As we’ve noted above, engineering majors face some of the highest rates of attrition, and those who do leave the major have “demonstrated statistically significant decreases in their general impressions of engineering, enjoyment of math and science courses, confidence in chemistry, and perception of the engineering profession.”[vii] However, if you’re willing and able to stick it out, you can expect a lucrative salary and a 5% growth in the field over the next ten years. In other words, though it’s one of the hardest science majors, the payoffs are great. After securing a bachelor’s in electrical engineering you can expect to find a high starting salary and employment opportunities in research and development, robotics, infrastructure, government, telecommunications, manufacturing, or even gaming!

Hardest Science Majors (Continued)

9) Neuroscience

This fascinating major explores the function, structure, and development of the nervous system; students who study neuroscience may take on careers in fields as diverse as linguistics, psychology, engineering, computer science or medicine. Because this major is so widely applicable, many students use it as a springboard for graduate school or medical school. As with many of the other hardest science majors, the salary and expected field growth within neuroscience will vary widely, depending on a student’s choice of career.

  • Courses: Biology, Chemistry, Statistics, Human Neuroscience, Psychology, Anatomy
  • Medical Scientist Median Pay: $99,930
  • Psychologist Median Pay: $85,330
  • Related: Best Colleges for Neuroscience

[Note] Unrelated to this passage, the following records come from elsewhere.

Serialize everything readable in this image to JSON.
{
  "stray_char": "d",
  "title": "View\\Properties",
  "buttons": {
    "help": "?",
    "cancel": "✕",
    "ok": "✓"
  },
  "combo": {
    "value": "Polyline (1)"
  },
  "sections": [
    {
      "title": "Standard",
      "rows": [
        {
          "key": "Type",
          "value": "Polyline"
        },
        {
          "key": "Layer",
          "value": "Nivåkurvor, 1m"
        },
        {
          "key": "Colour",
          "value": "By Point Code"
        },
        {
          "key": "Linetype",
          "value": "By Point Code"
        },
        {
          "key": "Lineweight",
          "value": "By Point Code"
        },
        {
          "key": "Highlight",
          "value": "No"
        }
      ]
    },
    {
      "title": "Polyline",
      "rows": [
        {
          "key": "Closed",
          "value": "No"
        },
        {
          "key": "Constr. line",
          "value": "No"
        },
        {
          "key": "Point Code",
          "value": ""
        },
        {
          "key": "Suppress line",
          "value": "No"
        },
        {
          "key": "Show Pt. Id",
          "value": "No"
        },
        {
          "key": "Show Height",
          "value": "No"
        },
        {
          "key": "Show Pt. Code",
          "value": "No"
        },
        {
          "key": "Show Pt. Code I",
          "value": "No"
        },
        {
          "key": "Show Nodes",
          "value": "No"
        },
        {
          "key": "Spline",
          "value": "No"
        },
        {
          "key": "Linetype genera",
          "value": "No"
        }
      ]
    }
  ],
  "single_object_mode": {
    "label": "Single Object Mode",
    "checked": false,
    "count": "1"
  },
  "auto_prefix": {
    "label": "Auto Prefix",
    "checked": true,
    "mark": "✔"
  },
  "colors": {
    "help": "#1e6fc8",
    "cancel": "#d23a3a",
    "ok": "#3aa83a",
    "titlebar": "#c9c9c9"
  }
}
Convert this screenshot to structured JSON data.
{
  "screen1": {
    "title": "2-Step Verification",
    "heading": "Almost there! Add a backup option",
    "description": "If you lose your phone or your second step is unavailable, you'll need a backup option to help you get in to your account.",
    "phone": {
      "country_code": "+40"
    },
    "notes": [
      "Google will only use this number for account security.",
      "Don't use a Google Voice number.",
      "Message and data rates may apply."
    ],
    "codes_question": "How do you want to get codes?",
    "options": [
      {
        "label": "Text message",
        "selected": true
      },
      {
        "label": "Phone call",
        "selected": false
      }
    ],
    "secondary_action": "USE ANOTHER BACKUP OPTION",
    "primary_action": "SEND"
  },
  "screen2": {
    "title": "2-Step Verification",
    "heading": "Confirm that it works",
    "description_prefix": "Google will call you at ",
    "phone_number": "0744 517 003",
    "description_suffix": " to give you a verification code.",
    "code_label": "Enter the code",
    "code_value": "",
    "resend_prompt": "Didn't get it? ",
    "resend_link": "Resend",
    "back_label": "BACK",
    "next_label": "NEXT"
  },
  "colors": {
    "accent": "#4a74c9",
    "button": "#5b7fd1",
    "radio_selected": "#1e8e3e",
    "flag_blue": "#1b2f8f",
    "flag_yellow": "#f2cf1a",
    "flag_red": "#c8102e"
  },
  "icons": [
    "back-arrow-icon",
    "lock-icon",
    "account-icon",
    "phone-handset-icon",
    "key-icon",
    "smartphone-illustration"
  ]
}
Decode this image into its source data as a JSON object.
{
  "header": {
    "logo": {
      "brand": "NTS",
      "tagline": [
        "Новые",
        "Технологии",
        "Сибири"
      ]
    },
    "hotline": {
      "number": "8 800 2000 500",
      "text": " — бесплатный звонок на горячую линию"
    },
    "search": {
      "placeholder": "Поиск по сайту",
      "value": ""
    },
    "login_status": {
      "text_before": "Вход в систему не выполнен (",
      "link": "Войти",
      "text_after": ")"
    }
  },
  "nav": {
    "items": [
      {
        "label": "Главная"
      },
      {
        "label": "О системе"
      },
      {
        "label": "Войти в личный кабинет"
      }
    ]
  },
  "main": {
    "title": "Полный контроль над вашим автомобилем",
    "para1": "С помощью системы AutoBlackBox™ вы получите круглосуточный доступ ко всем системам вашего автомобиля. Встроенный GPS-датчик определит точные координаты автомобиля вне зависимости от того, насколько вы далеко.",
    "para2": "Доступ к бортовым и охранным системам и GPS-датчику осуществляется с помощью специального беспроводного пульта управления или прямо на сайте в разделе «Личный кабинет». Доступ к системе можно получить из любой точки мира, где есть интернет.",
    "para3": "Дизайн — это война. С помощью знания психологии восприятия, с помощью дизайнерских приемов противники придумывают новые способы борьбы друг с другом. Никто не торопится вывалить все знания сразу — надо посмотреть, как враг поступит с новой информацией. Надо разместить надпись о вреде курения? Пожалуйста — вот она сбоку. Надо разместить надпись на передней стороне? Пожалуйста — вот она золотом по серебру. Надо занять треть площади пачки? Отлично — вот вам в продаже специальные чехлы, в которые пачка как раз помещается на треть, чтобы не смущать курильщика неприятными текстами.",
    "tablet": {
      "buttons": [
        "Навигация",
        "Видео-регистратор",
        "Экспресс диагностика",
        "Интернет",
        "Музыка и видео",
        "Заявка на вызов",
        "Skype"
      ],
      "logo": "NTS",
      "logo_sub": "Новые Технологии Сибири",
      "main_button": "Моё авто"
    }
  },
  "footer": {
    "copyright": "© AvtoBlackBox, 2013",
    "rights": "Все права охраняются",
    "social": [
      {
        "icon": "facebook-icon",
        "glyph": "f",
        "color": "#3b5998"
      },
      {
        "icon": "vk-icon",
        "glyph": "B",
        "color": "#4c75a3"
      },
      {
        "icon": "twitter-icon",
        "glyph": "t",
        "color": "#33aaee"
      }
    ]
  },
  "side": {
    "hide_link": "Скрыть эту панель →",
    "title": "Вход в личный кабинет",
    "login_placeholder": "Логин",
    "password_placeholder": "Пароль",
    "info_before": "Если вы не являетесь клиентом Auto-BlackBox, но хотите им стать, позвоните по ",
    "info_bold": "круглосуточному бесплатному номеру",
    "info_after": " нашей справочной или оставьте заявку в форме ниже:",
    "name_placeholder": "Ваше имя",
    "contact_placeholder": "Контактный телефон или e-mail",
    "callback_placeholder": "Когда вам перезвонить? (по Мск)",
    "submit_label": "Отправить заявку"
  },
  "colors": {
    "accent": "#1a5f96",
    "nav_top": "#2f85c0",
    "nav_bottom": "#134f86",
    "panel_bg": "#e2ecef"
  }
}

10) Materials Science

Materials science is an interdisciplinary field that examines the physical properties of matter to optimize material utilization in tools and structures. In other words, materials scientists explore how we can make and better use of materials. Materials science majors may ultimately seek careers in the medical field, bioengineering artificial limbs or more efficient diagnostic tools. They may work in environmental engineering, exploring new ways to optimize sustainability. Or they may find themselves consulting for automotive, aerospace, or electronics businesses to create better products. Most students with a materials science degree can expect to need internship experience in this diverse field (with an expected 5% growth in the next ten years).

Easiest & Hardest Science Majors – Works Cited

[i] American College Health Association: National College Health Assessment. Fall 2017 Reference Group Executive Summary.  https://www.acha.org/documents/ncha/NCHA-II_FALL_2017_REFERENCE_GROUP_EXECUTIVE_SUMMARY.pdf

[ii] Beginning College Students Who Change Their Majors Within 3 Years of Enrollment. National Center for Educational Statistics. Data Point December 2017. https://nces.ed.gov/pubs2018/2018434/index.asp#:~:text=About%20one%2Dthird%20of%20students,percent%20of%20bachelor’s%20degree%20students.

[iii] Chen, Xianglei and Matthew Soldner. STEM Attrition: College Students’ Paths Into and Out of STEM Fields. National Center for Education Statistics, U.S. Department of Education. November 2013.

[iv] Salary figures are estimates from the U.S. Bureau of Labor Statistics, 2022 Occupational Outlook Handbook. Please note that these are averages that include median data from mid- and late-career salaries, along with salaries from entry-level positions. In other words, these numbers can give you a rough estimate of what you may earn by mid-career in each major.

[v] Shuman, Larry J., Cheryl Delaney, Harvey Wolfe, Alejandro Scalise. Engineering Attrition: Student Characteristics and Educational Initiatives. Engineering Education: Assessment Methodologies and Curricula Innovations. 20 June 1999.

[vi] Wood, Sarah. How Long is Medical School and What is it Like?. U.S. News and World Report. 12 January 2024.

[vii] Shuman, Larry J., Cheryl Delaney, Harvey Wolfe, Alejandro Scalise. Engineering Attrition: Student Characteristics and Educational Initiatives. Engineering Education: Assessment Methodologies and Curricula Innovations. 20 June 1999.